Dataset rows for apps and sites

------------------------------

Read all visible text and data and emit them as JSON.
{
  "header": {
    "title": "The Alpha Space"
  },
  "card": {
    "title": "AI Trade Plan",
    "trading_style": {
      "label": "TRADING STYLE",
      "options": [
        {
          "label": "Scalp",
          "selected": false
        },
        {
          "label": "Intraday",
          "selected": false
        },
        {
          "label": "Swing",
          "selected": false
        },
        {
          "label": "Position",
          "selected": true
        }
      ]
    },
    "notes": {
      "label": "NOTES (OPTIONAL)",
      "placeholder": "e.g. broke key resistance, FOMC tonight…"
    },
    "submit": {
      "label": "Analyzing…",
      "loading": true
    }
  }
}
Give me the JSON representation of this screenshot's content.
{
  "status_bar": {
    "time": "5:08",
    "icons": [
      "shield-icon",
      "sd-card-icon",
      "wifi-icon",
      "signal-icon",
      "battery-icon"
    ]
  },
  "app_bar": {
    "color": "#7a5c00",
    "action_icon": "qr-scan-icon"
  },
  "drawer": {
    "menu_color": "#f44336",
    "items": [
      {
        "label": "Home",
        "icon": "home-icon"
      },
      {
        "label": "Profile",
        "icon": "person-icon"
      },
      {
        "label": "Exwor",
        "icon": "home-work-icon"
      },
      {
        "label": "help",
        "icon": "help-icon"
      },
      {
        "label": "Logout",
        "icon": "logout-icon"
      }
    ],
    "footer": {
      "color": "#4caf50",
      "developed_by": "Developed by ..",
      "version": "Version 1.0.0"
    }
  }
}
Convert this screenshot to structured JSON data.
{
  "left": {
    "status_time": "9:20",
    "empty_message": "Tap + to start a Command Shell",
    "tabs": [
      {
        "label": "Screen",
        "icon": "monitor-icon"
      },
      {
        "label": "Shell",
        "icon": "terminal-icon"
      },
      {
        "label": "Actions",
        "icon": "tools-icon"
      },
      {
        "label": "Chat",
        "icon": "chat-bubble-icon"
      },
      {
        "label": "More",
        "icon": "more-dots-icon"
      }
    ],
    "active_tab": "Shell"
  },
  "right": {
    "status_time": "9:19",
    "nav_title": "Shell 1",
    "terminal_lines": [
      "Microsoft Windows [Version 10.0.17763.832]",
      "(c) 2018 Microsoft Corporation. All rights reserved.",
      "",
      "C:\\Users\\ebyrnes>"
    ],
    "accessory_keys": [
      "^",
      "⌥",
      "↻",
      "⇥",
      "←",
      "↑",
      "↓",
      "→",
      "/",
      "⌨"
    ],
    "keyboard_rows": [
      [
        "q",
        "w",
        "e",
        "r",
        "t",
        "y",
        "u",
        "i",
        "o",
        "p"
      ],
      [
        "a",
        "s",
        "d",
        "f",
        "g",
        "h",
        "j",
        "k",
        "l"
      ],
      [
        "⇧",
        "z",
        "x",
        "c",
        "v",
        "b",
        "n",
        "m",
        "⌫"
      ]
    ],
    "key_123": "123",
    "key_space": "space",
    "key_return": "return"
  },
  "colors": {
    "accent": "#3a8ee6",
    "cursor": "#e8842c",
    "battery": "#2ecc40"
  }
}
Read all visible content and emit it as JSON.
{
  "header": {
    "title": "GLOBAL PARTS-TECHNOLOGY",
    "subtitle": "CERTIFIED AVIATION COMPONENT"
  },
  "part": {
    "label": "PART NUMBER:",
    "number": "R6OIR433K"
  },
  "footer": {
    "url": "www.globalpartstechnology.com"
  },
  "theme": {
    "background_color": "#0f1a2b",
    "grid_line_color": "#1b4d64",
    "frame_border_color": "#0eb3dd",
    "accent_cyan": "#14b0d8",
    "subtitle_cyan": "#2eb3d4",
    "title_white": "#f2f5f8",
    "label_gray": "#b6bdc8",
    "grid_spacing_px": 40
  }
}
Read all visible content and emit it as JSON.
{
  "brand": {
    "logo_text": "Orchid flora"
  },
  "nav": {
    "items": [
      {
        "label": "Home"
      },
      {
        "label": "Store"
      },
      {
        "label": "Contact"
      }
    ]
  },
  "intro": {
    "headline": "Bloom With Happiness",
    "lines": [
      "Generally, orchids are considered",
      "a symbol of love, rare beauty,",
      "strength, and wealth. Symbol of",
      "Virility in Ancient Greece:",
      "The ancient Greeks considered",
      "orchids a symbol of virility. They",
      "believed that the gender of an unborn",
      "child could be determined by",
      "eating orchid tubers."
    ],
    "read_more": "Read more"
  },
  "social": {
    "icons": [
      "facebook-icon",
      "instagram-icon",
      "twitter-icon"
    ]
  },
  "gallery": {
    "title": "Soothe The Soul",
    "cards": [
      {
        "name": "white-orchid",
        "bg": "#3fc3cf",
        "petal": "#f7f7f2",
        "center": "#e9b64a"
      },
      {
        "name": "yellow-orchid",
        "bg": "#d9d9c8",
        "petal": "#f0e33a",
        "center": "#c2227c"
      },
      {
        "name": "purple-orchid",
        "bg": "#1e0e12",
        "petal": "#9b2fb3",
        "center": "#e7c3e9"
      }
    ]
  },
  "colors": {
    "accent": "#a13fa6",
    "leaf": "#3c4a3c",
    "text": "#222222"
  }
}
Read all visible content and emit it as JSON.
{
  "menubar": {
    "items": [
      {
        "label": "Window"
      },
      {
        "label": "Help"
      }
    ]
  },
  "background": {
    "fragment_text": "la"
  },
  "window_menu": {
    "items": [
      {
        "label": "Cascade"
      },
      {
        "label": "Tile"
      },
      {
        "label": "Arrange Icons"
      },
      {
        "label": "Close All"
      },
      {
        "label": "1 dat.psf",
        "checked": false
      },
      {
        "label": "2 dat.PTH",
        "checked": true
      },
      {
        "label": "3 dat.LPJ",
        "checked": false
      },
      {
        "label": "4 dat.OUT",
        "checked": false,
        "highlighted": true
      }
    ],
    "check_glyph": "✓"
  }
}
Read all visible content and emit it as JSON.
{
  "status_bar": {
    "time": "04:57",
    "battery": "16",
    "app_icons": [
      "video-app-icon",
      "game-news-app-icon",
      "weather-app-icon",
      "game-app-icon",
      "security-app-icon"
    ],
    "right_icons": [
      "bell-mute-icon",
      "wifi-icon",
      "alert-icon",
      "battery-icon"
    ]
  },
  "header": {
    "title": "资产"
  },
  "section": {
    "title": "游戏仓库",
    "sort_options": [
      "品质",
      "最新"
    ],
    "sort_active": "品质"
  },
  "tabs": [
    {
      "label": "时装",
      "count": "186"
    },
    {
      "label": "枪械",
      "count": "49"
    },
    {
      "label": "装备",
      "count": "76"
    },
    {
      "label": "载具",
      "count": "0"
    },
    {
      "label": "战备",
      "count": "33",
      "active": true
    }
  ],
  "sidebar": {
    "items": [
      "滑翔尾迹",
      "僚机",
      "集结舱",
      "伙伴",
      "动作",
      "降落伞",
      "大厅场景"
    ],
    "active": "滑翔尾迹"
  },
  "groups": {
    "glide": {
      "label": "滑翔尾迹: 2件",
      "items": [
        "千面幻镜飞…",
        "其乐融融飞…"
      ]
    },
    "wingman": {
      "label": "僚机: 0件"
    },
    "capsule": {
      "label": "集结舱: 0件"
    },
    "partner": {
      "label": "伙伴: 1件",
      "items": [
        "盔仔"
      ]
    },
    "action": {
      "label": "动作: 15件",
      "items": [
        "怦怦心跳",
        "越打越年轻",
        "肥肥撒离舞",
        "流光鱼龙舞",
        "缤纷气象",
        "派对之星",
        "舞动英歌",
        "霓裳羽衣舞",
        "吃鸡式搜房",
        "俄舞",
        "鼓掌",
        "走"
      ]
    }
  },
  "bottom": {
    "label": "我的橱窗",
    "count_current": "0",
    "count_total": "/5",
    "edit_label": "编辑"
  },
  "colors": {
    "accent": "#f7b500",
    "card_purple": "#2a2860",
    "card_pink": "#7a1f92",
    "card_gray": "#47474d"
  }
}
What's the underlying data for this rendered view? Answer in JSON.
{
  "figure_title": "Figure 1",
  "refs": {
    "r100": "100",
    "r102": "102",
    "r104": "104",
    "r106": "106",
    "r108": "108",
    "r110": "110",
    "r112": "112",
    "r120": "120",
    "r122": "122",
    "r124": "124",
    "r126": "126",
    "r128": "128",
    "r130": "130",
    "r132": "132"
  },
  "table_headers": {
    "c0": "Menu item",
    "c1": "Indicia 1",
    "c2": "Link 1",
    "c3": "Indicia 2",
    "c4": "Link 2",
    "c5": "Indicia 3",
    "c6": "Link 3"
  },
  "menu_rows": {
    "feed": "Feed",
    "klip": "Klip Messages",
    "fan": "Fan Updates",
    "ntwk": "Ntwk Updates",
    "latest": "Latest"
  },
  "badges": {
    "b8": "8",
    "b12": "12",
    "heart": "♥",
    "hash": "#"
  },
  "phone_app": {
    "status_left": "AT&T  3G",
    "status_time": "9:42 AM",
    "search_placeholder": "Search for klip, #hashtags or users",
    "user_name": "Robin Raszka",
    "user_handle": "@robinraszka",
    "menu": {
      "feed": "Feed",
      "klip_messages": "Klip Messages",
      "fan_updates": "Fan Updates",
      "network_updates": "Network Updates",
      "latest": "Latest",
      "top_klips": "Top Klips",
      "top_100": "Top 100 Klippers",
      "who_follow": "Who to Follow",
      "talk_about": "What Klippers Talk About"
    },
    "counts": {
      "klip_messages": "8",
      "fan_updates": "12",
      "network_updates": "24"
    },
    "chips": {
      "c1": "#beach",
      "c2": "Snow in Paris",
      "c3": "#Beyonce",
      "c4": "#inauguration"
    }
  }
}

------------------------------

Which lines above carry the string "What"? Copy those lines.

■ **RESULT OF THIS EXERCISE**:
What's the underlying data for this rendered view? Answer in JSON.
      "talk_about": "What Klippers Talk About"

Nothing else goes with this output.